[Start of section]

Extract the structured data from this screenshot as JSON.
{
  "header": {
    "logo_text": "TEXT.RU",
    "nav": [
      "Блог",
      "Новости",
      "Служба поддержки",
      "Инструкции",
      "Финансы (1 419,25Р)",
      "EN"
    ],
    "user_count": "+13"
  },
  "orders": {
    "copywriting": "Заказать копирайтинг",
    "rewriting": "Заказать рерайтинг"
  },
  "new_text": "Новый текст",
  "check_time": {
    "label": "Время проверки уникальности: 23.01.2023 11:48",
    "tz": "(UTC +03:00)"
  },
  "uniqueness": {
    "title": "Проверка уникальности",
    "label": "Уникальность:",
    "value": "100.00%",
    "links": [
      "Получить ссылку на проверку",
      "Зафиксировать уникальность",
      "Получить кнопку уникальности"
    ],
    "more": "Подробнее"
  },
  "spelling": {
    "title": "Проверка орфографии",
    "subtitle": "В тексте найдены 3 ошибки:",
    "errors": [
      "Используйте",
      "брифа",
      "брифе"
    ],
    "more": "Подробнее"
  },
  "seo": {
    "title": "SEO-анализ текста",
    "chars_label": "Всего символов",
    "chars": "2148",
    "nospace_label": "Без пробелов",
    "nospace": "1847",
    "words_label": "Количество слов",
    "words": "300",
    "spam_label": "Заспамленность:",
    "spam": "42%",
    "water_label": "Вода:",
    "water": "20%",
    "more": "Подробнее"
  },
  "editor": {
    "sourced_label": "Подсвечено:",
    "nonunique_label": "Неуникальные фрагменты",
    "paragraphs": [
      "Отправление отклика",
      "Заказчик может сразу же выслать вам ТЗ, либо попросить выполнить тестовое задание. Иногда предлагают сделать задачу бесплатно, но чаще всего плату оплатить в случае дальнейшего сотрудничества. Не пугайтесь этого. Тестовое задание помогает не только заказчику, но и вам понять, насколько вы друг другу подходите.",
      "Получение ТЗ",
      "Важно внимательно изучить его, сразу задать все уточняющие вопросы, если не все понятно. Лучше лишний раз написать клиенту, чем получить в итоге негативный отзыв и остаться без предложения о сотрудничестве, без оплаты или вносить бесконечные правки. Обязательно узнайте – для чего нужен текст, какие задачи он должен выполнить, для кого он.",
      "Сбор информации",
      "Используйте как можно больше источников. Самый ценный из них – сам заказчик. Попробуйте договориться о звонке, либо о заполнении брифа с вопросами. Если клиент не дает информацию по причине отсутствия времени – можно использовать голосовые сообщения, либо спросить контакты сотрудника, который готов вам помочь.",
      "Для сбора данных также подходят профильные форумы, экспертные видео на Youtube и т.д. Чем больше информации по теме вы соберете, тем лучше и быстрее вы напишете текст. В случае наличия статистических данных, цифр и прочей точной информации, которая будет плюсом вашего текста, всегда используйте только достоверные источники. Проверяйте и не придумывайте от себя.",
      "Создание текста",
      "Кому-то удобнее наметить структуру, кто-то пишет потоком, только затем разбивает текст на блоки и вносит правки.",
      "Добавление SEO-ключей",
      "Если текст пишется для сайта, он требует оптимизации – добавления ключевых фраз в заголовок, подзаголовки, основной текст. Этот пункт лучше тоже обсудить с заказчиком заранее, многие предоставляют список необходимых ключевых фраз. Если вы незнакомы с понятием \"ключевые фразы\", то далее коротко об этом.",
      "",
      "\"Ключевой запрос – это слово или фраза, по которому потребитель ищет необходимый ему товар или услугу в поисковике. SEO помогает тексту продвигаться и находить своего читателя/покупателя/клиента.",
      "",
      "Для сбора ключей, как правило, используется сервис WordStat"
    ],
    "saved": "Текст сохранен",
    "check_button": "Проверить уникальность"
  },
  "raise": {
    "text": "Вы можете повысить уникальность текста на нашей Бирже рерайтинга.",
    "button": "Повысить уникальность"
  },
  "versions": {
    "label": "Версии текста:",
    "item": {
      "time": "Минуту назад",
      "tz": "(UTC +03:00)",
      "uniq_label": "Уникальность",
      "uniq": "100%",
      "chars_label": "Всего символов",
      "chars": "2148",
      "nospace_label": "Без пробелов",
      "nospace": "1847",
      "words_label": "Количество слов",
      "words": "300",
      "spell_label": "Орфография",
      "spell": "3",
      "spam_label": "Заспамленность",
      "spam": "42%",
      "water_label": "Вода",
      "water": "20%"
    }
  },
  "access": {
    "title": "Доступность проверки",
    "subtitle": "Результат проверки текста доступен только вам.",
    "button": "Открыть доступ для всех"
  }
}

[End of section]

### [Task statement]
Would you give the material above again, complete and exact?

### [Reply to the exercise]
Extract the structured data from this screenshot as JSON.
{
  "header": {
    "logo_text": "TEXT.RU",
    "nav": [
      "Блог",
      "Новости",
      "Служба поддержки",
      "Инструкции",
      "Финансы (1 419,25Р)",
      "EN"
    ],
    "user_count": "+13"
  },
  "orders": {
    "copywriting": "Заказать копирайтинг",
    "rewriting": "Заказать рерайтинг"
  },
  "new_text": "Новый текст",
  "check_time": {
    "label": "Время проверки уникальности: 23.01.2023 11:48",
    "tz": "(UTC +03:00)"
  },
  "uniqueness": {
    "title": "Проверка уникальности",
    "label": "Уникальность:",
    "value": "100.00%",
    "links": [
      "Получить ссылку на проверку",
      "Зафиксировать уникальность",
      "Получить кнопку уникальности"
    ],
    "more": "Подробнее"
  },
  "spelling": {
    "title": "Проверка орфографии",
    "subtitle": "В тексте найдены 3 ошибки:",
    "errors": [
      "Используйте",
      "брифа",
      "брифе"
    ],
    "more": "Подробнее"
  },
  "seo": {
    "title": "SEO-анализ текста",
    "chars_label": "Всего символов",
    "chars": "2148",
    "nospace_label": "Без пробелов",
    "nospace": "1847",
    "words_label": "Количество слов",
    "words": "300",
    "spam_label": "Заспамленность:",
    "spam": "42%",
    "water_label": "Вода:",
    "water": "20%",
    "more": "Подробнее"
  },
  "editor": {
    "sourced_label": "Подсвечено:",
    "nonunique_label": "Неуникальные фрагменты",
    "paragraphs": [
      "Отправление отклика",
      "Заказчик может сразу же выслать вам ТЗ, либо попросить выполнить тестовое задание. Иногда предлагают сделать задачу бесплатно, но чаще всего плату оплатить в случае дальнейшего сотрудничества. Не пугайтесь этого. Тестовое задание помогает не только заказчику, но и вам понять, насколько вы друг другу подходите.",
      "Получение ТЗ",
      "Важно внимательно изучить его, сразу задать все уточняющие вопросы, если не все понятно. Лучше лишний раз написать клиенту, чем получить в итоге негативный отзыв и остаться без предложения о сотрудничестве, без оплаты или вносить бесконечные правки. Обязательно узнайте – для чего нужен текст, какие задачи он должен выполнить, для кого он.",
      "Сбор информации",
      "Используйте как можно больше источников. Самый ценный из них – сам заказчик. Попробуйте договориться о звонке, либо о заполнении брифа с вопросами. Если клиент не дает информацию по причине отсутствия времени – можно использовать голосовые сообщения, либо спросить контакты сотрудника, который готов вам помочь.",
      "Для сбора данных также подходят профильные форумы, экспертные видео на Youtube и т.д. Чем больше информации по теме вы соберете, тем лучше и быстрее вы напишете текст. В случае наличия статистических данных, цифр и прочей точной информации, которая будет плюсом вашего текста, всегда используйте только достоверные источники. Проверяйте и не придумывайте от себя.",
      "Создание текста",
      "Кому-то удобнее наметить структуру, кто-то пишет потоком, только затем разбивает текст на блоки и вносит правки.",
      "Добавление SEO-ключей",
      "Если текст пишется для сайта, он требует оптимизации – добавления ключевых фраз в заголовок, подзаголовки, основной текст. Этот пункт лучше тоже обсудить с заказчиком заранее, многие предоставляют список необходимых ключевых фраз. Если вы незнакомы с понятием \"ключевые фразы\", то далее коротко об этом.",
      "",
      "\"Ключевой запрос – это слово или фраза, по которому потребитель ищет необходимый ему товар или услугу в поисковике. SEO помогает тексту продвигаться и находить своего читателя/покупателя/клиента.",
      "",
      "Для сбора ключей, как правило, используется сервис WordStat"
    ],
    "saved": "Текст сохранен",
    "check_button": "Проверить уникальность"
  },
  "raise": {
    "text": "Вы можете повысить уникальность текста на нашей Бирже рерайтинга.",
    "button": "Повысить уникальность"
  },
  "versions": {
    "label": "Версии текста:",
    "item": {
      "time": "Минуту назад",
      "tz": "(UTC +03:00)",
      "uniq_label": "Уникальность",
      "uniq": "100%",
      "chars_label": "Всего символов",
      "chars": "2148",
      "nospace_label": "Без пробелов",
      "nospace": "1847",
      "words_label": "Количество слов",
      "words": "300",
      "spell_label": "Орфография",
      "spell": "3",
      "spam_label": "Заспамленность",
      "spam": "42%",
      "water_label": "Вода",
      "water": "20%"
    }
  },
  "access": {
    "title": "Доступность проверки",
    "subtitle": "Результат проверки текста доступен только вам.",
    "button": "Открыть доступ для всех"
  }
}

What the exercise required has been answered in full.